(Dataset rows describing interfaces)
BEGIN

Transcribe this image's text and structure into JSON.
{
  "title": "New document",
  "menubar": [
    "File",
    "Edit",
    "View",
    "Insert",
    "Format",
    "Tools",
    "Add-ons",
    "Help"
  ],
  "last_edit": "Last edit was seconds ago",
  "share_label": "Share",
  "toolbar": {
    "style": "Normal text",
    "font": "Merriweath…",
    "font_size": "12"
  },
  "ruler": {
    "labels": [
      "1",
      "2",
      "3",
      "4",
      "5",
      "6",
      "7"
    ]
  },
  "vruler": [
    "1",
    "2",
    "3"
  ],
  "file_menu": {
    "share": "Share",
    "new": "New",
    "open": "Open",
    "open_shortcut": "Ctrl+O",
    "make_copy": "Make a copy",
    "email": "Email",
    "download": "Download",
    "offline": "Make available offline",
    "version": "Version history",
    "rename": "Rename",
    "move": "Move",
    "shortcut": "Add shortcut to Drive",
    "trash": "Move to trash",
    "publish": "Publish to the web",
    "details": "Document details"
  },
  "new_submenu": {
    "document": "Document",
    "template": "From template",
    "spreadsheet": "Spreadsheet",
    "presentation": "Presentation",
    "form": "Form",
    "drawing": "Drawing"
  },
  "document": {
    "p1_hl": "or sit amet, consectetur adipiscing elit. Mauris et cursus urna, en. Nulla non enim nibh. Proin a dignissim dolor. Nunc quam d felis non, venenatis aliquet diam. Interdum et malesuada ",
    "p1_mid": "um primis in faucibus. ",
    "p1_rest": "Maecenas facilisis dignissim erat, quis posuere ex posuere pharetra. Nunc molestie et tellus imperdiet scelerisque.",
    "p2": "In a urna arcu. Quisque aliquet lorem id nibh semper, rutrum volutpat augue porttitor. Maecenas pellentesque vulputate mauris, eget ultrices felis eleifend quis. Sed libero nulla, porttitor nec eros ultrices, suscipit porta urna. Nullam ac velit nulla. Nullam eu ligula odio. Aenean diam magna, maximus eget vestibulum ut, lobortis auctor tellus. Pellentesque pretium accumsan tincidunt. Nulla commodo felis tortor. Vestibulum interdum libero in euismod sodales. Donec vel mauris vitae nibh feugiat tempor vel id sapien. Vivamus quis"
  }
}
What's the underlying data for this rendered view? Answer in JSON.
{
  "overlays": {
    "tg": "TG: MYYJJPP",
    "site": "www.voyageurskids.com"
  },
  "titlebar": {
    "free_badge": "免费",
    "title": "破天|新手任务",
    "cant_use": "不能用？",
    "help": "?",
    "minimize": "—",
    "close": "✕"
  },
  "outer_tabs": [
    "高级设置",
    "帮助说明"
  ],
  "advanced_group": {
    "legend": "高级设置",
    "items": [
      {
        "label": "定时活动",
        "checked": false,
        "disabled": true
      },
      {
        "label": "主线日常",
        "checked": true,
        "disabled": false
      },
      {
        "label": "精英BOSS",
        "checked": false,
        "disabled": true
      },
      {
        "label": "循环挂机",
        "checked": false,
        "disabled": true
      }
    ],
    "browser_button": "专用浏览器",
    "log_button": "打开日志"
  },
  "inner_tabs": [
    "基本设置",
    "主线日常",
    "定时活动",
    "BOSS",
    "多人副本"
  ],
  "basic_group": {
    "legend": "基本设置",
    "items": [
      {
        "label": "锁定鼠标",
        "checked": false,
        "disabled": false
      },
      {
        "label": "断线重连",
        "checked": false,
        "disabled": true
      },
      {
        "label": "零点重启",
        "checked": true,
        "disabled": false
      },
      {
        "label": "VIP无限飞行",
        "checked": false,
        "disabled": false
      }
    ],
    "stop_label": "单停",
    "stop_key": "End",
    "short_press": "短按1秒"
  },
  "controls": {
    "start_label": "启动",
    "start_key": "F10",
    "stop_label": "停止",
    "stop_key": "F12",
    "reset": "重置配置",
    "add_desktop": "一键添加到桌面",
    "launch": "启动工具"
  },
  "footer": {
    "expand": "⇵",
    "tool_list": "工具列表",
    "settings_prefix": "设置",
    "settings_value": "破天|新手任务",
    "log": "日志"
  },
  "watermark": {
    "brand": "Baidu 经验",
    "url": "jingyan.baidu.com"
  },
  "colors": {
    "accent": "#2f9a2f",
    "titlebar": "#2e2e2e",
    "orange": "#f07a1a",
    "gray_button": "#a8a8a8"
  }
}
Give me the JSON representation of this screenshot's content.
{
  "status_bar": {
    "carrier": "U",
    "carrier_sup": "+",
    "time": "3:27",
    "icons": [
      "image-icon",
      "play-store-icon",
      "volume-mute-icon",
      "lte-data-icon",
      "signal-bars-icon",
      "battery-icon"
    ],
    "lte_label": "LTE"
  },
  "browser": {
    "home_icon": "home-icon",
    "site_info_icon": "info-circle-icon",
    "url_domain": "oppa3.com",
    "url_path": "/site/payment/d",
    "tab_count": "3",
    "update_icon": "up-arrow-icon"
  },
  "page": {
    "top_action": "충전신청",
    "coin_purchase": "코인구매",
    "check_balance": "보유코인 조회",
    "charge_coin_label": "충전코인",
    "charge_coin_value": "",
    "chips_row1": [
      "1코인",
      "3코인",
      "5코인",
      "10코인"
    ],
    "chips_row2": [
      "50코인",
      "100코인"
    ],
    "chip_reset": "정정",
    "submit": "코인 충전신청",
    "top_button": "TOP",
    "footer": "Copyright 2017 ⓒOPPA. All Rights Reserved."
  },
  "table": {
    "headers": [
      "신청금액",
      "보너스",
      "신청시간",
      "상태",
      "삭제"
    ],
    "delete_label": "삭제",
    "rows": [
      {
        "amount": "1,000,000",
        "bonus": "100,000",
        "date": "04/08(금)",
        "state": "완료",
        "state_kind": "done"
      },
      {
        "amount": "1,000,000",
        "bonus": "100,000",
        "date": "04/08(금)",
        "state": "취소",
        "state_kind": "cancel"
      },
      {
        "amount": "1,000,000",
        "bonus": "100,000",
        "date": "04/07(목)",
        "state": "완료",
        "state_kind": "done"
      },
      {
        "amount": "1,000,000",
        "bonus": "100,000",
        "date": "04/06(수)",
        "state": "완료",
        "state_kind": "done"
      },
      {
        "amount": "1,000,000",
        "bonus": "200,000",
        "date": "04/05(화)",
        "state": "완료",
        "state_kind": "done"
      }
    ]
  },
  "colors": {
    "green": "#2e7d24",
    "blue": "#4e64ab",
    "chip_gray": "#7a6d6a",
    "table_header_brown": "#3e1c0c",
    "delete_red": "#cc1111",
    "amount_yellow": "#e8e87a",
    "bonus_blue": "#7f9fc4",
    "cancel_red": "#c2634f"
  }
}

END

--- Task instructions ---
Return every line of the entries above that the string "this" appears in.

--- Output of the task ---
Transcribe this image's text and structure into JSON.
What's the underlying data for this rendered view? Answer in JSON.
Give me the JSON representation of this screenshot's content.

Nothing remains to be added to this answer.